“You think they’ll be popular in England?” asked Minna.
“Why shouldn’t they be? Won’t they save every man, woman, and child at least an hour a day—more, if you take the titled classes into account? Are you British chained to your dinner-tables?”
“Miss Larkspur,” said Lily, “I think it my duty to tell you that your praiseworthy attempt to introduce the tabloid into English domestic life would bring about your assassination within a week. You don’t seem to be aware that the dinner in England is the centre on which our social life revolves. If we want to show honour to a great poet—we don’t often, but if we do, we give him a dinner. If a Cabinet Minister has a secret to reveal to the world, he reveals it over a table at which pineapples have taken the place of sirloins. What is it that causes a husband to come home to his family after a hard day’s work? Why, the dinner. Miss Larkspur, no anarchist with bombs sticking out of every pocket is half as great an enemy to society as you with the time saving tabloids in your hand-bag.”

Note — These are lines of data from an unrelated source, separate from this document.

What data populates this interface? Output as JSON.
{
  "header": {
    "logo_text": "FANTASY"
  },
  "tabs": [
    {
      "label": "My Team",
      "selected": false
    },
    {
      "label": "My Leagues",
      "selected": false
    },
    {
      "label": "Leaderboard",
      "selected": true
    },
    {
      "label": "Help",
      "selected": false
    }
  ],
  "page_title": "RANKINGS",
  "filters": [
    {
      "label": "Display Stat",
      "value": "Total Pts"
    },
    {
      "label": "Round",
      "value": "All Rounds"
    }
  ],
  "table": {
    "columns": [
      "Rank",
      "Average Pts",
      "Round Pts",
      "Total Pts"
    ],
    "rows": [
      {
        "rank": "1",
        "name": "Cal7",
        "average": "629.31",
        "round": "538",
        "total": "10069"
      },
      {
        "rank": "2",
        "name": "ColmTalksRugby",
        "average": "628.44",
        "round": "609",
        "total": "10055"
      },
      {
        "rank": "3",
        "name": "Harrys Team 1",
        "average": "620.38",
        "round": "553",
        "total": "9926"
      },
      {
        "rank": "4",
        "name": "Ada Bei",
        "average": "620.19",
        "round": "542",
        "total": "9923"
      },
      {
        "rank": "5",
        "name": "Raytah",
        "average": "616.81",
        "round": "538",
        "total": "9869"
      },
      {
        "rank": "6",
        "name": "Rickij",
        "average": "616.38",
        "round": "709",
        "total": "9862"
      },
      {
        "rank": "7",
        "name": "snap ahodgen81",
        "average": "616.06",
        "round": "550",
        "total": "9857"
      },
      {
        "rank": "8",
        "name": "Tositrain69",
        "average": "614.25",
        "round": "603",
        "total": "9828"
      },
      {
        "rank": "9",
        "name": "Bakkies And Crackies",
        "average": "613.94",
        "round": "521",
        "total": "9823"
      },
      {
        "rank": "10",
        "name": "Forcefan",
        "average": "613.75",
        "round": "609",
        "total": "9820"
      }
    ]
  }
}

“You’ve got the bulge on me there, I own,” said Miss Larkspur, after a pause. “Well, if the tabloid won’t catch on, what do you say to Hoffinstein’s Automatic Hostess?”
¹ According to Gilbert Macdonald in One hundred years: Wellcome: in pursuit of excellence (The Wellcome Foundation Limited – London, 1980), the name Tabloid came to Henry Wellcome “at half-past four one morning in 1884 by combining the word tablet and alkaloid, and he at once sent for his secretary to dictate, even at that early hour, a memorandum on the subject”.